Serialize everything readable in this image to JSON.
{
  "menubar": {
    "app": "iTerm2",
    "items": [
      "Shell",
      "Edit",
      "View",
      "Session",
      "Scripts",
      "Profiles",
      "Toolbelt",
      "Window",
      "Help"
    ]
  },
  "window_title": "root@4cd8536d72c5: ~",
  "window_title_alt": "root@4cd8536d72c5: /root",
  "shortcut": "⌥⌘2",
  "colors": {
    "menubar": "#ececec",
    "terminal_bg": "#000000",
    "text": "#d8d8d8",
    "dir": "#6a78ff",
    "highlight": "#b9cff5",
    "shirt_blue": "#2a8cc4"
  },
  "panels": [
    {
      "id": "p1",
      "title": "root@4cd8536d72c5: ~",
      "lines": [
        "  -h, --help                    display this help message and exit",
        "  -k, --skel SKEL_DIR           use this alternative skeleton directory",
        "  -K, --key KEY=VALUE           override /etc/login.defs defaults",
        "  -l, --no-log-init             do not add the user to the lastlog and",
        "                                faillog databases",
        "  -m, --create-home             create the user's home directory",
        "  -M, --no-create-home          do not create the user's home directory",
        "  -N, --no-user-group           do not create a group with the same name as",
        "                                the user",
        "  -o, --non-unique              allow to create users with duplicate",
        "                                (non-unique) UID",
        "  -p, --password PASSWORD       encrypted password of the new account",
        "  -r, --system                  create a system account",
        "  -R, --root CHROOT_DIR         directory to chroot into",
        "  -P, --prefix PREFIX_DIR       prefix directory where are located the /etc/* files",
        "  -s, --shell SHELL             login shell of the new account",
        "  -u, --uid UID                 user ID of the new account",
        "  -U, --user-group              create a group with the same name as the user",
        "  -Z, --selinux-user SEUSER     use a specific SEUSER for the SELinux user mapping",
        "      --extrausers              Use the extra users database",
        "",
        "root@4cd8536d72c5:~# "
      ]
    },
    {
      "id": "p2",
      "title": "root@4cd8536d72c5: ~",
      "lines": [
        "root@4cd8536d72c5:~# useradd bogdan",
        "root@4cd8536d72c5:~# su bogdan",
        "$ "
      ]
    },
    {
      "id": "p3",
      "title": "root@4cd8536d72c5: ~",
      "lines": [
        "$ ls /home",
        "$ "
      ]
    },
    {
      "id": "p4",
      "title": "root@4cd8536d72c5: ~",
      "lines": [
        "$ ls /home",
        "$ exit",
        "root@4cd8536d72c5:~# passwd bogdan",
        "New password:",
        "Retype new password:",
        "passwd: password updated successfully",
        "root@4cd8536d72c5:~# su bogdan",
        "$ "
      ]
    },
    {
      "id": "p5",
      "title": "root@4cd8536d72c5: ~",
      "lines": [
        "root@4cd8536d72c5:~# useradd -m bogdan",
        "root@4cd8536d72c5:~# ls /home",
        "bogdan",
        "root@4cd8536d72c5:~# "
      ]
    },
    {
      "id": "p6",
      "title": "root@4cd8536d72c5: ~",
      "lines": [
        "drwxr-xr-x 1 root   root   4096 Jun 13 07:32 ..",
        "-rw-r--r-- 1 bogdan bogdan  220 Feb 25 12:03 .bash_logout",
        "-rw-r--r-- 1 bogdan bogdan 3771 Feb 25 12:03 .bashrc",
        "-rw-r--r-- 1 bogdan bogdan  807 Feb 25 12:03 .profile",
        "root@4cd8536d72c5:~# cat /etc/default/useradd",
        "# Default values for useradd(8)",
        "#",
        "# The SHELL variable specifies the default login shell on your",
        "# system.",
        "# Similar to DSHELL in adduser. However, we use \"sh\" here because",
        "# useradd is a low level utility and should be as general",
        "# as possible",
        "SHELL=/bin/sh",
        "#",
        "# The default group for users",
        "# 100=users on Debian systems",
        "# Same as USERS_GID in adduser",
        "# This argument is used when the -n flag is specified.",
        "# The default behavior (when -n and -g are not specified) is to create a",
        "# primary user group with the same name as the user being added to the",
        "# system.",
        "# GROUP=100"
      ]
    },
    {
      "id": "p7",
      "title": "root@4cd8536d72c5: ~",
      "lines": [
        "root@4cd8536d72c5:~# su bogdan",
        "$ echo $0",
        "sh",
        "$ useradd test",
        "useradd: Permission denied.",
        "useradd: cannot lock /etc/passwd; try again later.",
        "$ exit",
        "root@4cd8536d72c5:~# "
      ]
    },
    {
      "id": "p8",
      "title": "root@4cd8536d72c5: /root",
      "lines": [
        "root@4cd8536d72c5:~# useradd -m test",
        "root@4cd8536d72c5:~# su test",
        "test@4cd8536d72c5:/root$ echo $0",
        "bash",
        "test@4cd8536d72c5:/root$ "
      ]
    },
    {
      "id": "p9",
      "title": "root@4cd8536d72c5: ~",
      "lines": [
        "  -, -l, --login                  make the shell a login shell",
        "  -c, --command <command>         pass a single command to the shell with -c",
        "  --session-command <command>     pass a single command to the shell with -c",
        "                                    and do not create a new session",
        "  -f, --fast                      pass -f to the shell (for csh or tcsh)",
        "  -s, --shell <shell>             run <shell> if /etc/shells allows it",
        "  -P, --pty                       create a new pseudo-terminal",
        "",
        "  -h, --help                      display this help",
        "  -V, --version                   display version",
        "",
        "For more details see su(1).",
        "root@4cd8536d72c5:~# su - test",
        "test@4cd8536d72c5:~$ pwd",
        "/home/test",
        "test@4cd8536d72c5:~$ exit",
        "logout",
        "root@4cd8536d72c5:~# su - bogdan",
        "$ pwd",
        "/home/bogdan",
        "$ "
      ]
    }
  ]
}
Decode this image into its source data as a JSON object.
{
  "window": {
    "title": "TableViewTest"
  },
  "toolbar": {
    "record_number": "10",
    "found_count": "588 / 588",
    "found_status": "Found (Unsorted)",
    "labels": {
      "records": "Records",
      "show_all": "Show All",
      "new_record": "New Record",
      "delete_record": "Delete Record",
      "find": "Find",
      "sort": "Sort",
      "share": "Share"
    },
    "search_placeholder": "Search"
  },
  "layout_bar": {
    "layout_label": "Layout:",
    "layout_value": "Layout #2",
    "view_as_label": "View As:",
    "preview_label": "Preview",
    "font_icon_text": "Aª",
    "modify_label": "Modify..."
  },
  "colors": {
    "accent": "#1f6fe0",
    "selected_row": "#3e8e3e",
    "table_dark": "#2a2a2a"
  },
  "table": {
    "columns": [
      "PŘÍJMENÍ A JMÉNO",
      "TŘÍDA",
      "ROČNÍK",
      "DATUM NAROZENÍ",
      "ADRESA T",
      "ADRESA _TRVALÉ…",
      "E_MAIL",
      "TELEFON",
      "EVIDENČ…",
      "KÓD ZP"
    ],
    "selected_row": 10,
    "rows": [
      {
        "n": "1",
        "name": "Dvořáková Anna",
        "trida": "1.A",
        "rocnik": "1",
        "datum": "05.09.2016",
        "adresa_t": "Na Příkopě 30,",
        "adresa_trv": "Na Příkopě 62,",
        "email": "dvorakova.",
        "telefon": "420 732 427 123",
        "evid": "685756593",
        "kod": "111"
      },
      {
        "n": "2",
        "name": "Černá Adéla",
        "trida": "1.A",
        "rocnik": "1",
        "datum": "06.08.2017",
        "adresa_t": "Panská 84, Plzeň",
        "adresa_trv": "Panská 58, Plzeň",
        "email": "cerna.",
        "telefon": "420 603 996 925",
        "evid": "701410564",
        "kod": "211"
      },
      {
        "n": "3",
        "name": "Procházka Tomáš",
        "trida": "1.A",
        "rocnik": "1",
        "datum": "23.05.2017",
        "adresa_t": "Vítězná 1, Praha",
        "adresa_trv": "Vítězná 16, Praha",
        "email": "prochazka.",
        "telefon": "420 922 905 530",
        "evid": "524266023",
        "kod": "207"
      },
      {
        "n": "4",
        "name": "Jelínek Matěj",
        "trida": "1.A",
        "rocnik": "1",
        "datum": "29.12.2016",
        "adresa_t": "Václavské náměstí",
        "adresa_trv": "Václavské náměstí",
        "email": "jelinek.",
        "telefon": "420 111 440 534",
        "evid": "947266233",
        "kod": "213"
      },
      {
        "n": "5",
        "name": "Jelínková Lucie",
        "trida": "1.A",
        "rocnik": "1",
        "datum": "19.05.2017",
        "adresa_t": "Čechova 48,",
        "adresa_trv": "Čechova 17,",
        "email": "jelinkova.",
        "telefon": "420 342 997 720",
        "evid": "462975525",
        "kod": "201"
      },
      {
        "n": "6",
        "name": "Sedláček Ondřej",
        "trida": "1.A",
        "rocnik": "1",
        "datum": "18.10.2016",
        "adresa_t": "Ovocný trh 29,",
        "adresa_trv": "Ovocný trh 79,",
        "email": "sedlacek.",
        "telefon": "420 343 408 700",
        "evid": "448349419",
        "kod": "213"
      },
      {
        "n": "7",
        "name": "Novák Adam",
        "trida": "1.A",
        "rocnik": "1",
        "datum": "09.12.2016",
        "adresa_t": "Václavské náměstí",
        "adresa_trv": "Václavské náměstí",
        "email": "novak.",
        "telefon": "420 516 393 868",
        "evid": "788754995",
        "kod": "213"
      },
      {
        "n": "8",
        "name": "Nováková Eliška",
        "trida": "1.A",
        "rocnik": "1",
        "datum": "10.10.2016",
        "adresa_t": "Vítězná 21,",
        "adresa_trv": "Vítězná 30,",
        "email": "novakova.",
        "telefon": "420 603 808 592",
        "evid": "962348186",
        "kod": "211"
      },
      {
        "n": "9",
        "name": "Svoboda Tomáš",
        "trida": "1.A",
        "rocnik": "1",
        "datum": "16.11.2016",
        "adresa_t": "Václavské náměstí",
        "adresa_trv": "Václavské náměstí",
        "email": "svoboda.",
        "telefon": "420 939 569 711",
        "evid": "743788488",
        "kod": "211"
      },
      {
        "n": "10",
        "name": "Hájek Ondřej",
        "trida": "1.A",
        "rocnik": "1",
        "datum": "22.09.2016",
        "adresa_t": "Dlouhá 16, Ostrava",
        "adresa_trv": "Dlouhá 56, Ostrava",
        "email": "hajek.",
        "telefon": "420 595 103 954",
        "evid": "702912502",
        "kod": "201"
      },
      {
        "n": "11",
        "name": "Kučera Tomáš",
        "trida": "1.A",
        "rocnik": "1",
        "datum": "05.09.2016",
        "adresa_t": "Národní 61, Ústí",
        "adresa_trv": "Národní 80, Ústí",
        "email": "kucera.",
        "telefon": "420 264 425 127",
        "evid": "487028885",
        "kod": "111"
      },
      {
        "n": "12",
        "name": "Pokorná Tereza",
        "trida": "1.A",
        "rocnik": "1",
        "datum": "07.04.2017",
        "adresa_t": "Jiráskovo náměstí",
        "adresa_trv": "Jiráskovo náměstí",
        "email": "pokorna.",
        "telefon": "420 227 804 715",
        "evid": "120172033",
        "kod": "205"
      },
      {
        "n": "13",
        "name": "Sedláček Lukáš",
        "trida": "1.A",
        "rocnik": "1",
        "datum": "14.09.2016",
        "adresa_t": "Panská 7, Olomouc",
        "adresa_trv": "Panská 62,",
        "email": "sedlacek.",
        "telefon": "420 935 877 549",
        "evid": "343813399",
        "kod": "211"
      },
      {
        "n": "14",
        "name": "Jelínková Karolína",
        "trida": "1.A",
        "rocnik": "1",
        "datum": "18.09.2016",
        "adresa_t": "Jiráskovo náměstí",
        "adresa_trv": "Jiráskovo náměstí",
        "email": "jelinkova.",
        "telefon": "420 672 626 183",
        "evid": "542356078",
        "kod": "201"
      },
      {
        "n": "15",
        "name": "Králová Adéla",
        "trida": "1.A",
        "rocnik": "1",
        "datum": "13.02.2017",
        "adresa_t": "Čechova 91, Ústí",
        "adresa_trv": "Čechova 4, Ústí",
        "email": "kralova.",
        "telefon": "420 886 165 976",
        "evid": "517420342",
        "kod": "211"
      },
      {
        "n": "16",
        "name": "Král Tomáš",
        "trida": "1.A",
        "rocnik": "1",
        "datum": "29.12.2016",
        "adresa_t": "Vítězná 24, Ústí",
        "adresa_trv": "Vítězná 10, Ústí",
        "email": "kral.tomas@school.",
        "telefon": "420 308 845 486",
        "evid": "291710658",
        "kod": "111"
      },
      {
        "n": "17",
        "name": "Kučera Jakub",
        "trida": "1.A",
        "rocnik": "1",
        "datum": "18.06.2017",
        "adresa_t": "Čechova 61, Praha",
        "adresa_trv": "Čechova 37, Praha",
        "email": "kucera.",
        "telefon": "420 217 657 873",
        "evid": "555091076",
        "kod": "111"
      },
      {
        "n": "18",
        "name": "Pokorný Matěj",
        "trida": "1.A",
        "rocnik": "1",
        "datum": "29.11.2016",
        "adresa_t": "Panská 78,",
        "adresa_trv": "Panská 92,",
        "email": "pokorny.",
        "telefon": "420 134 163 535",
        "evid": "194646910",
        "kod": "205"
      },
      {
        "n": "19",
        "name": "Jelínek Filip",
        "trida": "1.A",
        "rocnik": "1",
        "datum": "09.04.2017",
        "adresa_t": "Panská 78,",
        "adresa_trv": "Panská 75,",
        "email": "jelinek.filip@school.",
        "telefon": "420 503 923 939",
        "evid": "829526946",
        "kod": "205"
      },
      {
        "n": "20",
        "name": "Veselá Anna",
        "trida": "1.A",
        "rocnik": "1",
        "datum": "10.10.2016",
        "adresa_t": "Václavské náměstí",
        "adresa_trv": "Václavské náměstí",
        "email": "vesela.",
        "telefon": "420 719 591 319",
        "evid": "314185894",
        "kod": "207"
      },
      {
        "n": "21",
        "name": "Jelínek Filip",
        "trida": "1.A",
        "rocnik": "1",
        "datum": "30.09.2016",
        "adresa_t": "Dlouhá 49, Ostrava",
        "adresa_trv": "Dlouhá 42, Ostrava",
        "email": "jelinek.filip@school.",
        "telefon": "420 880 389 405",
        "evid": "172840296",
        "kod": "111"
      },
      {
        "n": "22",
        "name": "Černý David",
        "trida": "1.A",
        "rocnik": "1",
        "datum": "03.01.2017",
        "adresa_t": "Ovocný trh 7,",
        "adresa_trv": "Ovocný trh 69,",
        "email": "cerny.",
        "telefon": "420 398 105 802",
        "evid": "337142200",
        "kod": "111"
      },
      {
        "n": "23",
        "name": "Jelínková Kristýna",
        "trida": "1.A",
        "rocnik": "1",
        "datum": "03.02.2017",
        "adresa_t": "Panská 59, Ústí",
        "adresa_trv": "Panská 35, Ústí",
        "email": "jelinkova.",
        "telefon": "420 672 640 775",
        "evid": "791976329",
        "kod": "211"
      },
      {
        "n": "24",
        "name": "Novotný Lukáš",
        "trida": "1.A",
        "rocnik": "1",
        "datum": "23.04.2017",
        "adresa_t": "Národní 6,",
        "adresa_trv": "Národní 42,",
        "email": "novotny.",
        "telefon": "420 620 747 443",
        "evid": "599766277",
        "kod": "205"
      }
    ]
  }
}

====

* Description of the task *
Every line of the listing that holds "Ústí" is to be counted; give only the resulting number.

* Result of the task *
8